No. 8 - Mary Hart Syndrome
She may not be one of those people with a voice only dogs can hear … but she is one of those people with a voice that can induce a seizure.
In 1991, a woman who remains unidentified fell into seizures at the mere sound of Mary Hart's voice. Mary Hart, who co-hosts Entertainment Tonight, was clearly given the gift of gab; but for some people, this is not the kind of gab they want to have any part of. Perhaps a more famous instance of someone suffering from MHS is Cosmo Kramer, whose first-hand account explained, "Suddenly I got dizzy and the next thing you know I hit my head on the coffee table." If only there had been a coffee table book about coffee tables to soften his fall.

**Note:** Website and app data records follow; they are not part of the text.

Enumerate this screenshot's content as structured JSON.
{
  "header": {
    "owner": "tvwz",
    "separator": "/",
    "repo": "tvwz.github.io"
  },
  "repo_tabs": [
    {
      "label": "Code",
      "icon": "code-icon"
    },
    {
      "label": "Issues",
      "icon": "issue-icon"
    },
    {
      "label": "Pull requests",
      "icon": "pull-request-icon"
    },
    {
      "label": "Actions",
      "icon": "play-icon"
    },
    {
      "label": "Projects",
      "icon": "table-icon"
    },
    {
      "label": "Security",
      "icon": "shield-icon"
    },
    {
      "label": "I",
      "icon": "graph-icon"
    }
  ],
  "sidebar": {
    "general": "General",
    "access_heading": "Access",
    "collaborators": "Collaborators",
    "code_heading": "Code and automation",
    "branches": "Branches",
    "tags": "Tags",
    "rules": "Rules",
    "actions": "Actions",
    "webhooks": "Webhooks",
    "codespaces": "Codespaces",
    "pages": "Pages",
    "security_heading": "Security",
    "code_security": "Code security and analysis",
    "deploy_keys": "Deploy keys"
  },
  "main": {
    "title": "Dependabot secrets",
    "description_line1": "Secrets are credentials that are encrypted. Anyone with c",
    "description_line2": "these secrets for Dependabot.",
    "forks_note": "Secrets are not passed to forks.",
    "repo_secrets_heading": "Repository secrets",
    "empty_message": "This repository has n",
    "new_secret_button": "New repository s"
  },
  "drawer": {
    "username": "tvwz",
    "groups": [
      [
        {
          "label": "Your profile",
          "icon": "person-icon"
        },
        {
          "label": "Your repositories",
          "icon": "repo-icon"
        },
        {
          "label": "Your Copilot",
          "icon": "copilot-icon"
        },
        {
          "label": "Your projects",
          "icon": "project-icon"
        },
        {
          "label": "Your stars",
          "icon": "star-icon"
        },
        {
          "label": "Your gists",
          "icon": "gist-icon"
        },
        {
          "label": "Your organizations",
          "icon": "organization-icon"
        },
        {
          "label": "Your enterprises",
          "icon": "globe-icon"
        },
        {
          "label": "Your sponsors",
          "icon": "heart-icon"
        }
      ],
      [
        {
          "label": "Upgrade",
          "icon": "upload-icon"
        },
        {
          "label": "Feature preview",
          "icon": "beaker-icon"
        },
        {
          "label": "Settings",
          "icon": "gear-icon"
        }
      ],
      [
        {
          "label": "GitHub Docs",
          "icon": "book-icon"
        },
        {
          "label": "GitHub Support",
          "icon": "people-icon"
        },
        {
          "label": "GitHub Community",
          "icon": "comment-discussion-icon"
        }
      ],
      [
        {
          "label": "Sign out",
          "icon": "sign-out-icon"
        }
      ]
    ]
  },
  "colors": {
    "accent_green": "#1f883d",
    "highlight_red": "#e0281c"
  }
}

It has long been explained that television can be hazardous to your health—but this would be the first documented case of "sound induced" epileptic fits from television. Instead of TV, we suggest reading a good book. Unless Seinfeld is on. Then all bets are off.
No. 9 - Paris Syndrome
Judging solely by the name of this disorder (and the infamous Ms. Hilton), you're probably assuming this is a "social" disease … but au contraire, mes amis!
Paris Syndrome is a very exclusive disorder, reserved solely for Japanese tourists traveling to (where else?) Paris, France. Essentially, these tourists suffer from extreme culture shock, brought on largely by the confrontation of actual Paris as compared to their idealized, pop-culture induced view of Paris (um, clearly they have never seen An American Werewolf in Paris). As a result, the inability to separate their expected view of Paris and the actual view of Paris causes a literal mental breakdown. Although in truth, we firmly believe it's the overstimulation of hilarity brought on by Jerry Lewis.
If you think this is a joke, it's totally not; at least a dozen Japanese tourists suffer this illness per year. And believe it or not, the Japanese embassy actually has a hotline open 24 hours that provides emergency help, complete with hospital treatment if necessary.
Of course, you'll probably never hear any of these guys utter "Well always have Paris."
No. 10 - Jumping Frenchmen of Maine
The jury may still be out on whether or not this disorder is neurological or psychological, but if the jury consists of French-Canadian lumberjacks, they may not even know what you're talking about. Kind of like you're probably feeling right now.
The Jumping Frenchmen of Maine is a disorder that brings on an extreme response to a startling noise or sight. Upon this startling, people with TJFOM would flail their arms wildly, repeat back phrases or words uncontrollably, and have even been known to do anything on sudden command … and we do mean anything. Proving, of course, that Canadians and French really do have the "rude" market cornered. Even if those afflicted with the disorder are largely located in Maine.
TJFOM is also said to be strongly linked to Tourette's, another disorder causing nonsensical (and perhaps less *ahem* appropriate) outbursts. However, studies have shown that TJFOM may be a result of the lumberjacks' worksites, and therefore not a neurological disorder. When push comes to shove, however, weâ€™re pretty sure the actual jumping Frenchmen of Maine would just respond with "I'm a lumberjack and I'm ok." And we can't say that we blame them. But we can say that we'll never attempt to startle their hiccups out of them.